Regarding “From the Desk of a 17-Year-Old Yeshiva Applicant” (December 31, 2015), I would like to say the following. Broken Modern Orthodoxy? No. But perhaps the gap-year experience at a yeshiva or seminary is crucial for those who will attend secular universities instead of either YU or a university in Israel. Having attended a secular university myself, I can attest to the temptations of food, drink, companionship and dating that are neither “kosher” nor productive. Instead of wasting time, money and liver and brain cells like many American students do while “finding oneself” during university years, a gap year of immersive, intensive, serious religious and Torah study in a yeshiva or seminary among like-minded peers, or perhaps an enlistment in the military before university, can grow and set the maturity and the sense of yeud and tafkid (purpose and role) that a young, frum person should have to prepare him or her for career-oriented study, dating for marriage that normally follows and eventual parenthood. When you get to be my age, you realize that it is more important to have fulfilled mitzvot than to have indulged the yetzer hara.
New York, NY
Kudos for ‘Shop Til You Drop’
I love Nina Glick’s columns and articles. They are thoughtful, witty and down-to-earth.
Just wanted to give a shout-out for this amazing program. I would love to come, and unfortunately am not able to get away right now. But what a great idea.
Kudos to the Link for sponsoring, and you two for going! I hope you “sell out” and more!
One of your “fellow contributors,”
Main Event and Mauzone Merger Benefits Clients
I’m writing in response to the article that ran last week concerning the merger of Main Event and Mauzone (“Rivals Become Partners: Main Event and Mauzone Caterers Merge,” January 7, 2016). While I don’t know anything about what’s happening behind the scenes, I most definitely can attest to being a very happy customer, having recently used the caterer for a party.
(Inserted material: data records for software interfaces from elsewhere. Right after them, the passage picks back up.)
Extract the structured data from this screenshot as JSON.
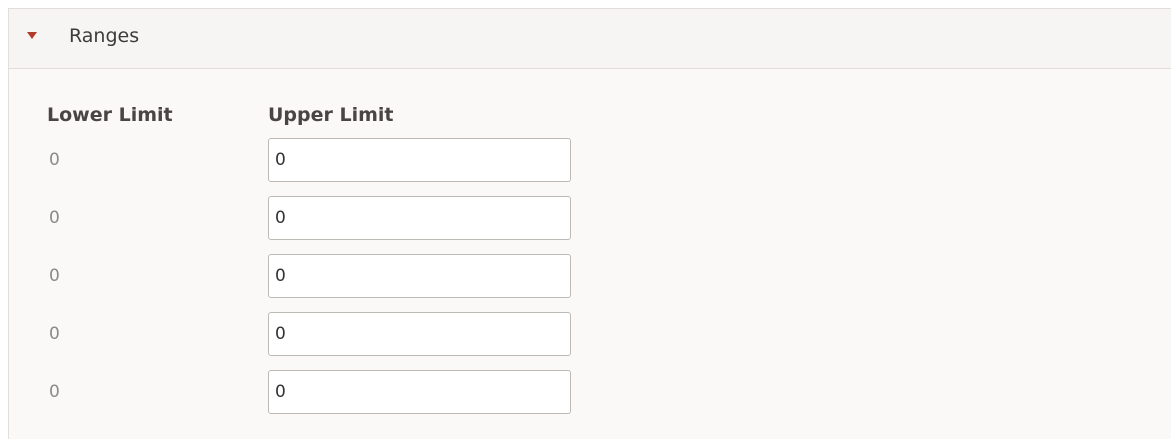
{
  "section": {
    "title": "Ranges",
    "expanded": true,
    "caret_icon": "caret-down-icon",
    "caret_color": "#b23a2a"
  },
  "table": {
    "headers": {
      "lower": "Lower Limit",
      "upper": "Upper Limit"
    },
    "rows": [
      {
        "lower": "0",
        "upper": "0"
      },
      {
        "lower": "0",
        "upper": "0"
      },
      {
        "lower": "0",
        "upper": "0"
      },
      {
        "lower": "0",
        "upper": "0"
      },
      {
        "lower": "0",
        "upper": "0"
      }
    ]
  }
}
A few weeks before our event we were notified of the change, and I do admit I was nervous about what the change meant for us. Different chef? Different quality? No need for nerves. The food was fabulous, fresh and delicious. Eddie Iszo and his whole staff were a pleasure to work with, and we were truly able to be guests at our own simcha.
A Message From the International Beit Din
Except under extenuating circumstances, generally speaking, Halacha does not mandate that a beit din provide a reasoned opinion for its decision. A decision is composed of a rendition of the facts of a case and a ruling. Except for the batei din under the Rabbanut, Israel’s Chief Rabbinate and the network of rabbinical courts under the Eretz Hemdah-Gazit network in Israel, the overwhelmingly majority of rabbinical courts around the world follow this mesorah, tradition, of refraining from giving reasons for their rulings.
Due to the nature of some of our decisions and our desire to educate others, following in the mesorah of Maharach Ohr Zarua and Havot Yair, we have chosen to provide transparency for our decisions. Depending on the case, in certain situations we have written extensive decisions and others have been drafted in a brief fashion. A review of our decisions on our website will show that the length and style has differed from one decision to the next.
During the past few months, various individuals have communicated to the IBD endorsements as well as objections and/or requests for clarification and elaboration for our decision which deals with case no. 105 which appears on our website.
Please be advised that an extended discussion of this decision, which addresses the invalidation of a witness to a kiddushin, can be found on our website www.InternationalBeitDin.org., under the tab “IBD Decisions.”
Rabbi Simcha Krauss
Rabbi A. Yehuda Warburg